However the places that most need and would most benefit from trees are those areas of hard landscape which are also the areas that present the greatest challenges because, as we try to plant more trees for all the reasons given, we are doing so with a much more complex situation below ground. Utilities – water, gas, sewerage, electricity and communications lie under the streets of our cities often without coordination for either mapping or access. TDAG is calling for a more sustainable integrated infrastructure where ‘grey’ and ‘green’ infrastructure can work better together. This will involve not only mapping the ‘underworld’ but positively ‘designing’ it.  

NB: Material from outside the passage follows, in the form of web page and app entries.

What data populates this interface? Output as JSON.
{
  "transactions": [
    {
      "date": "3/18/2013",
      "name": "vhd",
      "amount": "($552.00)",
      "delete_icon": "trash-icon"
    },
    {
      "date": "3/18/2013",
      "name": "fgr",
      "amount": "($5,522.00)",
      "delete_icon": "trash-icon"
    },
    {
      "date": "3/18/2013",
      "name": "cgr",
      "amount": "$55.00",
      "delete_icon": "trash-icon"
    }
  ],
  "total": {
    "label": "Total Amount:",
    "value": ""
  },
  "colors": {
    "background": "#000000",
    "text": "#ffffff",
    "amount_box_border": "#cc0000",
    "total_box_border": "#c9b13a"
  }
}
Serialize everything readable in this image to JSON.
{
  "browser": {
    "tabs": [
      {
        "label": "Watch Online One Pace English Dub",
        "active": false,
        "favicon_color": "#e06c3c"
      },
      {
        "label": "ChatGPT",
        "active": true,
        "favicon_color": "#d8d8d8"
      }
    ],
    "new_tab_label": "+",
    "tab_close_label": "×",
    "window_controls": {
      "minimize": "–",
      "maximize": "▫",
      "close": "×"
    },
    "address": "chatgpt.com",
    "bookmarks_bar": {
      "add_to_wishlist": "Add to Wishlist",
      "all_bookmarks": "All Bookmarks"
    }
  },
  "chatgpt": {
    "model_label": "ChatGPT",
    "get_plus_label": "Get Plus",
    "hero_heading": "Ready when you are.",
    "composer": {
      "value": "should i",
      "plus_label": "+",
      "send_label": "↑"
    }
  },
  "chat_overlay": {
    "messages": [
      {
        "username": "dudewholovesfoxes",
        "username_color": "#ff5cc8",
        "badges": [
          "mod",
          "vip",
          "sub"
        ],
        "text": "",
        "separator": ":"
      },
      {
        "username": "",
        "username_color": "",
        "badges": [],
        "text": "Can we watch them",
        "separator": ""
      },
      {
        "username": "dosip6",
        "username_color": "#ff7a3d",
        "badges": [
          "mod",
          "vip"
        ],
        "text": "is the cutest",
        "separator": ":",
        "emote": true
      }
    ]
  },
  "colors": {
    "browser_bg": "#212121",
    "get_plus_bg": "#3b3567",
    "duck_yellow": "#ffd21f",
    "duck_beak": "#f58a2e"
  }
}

The key to doing this and therefore to better protecting existing trees and also planting more trees will be through collaborative working. Just as buildings require cross-disciplinary inputs so does the public realm and the planting and protection of trees. 

The built environment and the landscape professions have a unique opportunity to work together for a sustainable future for our urban centres. With carbon still on the up, energy use and population continuing to grow we must take real and strategic action to counter the growing imbalance between consumption (what we want) and reduction (what we need). Trees are amazing and have a very important role to play in our attempts to stabilize the environment. 

Trees in Hard Landscapes: A Guide for Delivery was produced by TDAG in partnership with the Institution of Civil Engineers (ICE), the Chartered Institution of Highways and Transportation (CIHT), the Chartered Institution of Building Services Engineers (CIBSE) and the Institute of Chartered Foresters (ICF) in recognition of the need for cross-disciplinary working. Indeed this guide is for all who work in the built environment – engineers, architects, landscape architects, urban designers, quantity surveyors and tree specialists - and it focuses on four areas for delivery: collaborative working, above-ground design issues, technical solutions particularly integrating trees below ground and how to approach selecting the right tree species for the right place. It offers 32 case studies and highlights the advantages of innovation. It demonstrates innovative funding methods and emphasises the importance of enhancing returns on investment by achieving multiple benefits. For example, in the case of new trees, these can be planted in a rooting environment that also helps to manage surface water runoff; combines with the installation of a cycle route which will benefit from the shade the trees will provide over time. The opportunities are there if everyone involved has the mind-set to take them. 

The central challenge for us all is to achieve a sustainable future and this means that we need all our practical and available methods to minimise and adapt to the significant impacts of climate change.

Contributor: Sue James trained at the Architectural Association and worked in private practice in West Wales focusing on sustainable buildings in context. In parallel she has been a consultant for the landscape practice Lovejoy (now Capita Lovejoy) where she and Martin Kelly formed the Trees and Design Action Group in 2007.  She has also advised Ecobuild on the conference and seminar programme for many years. The focus of her present work is on the collation and dissemination of research and information. She is a member of The Edge.

For further information visit: http://www.tdag.org.uk/ 

@TDAG_TalkTree

Tags: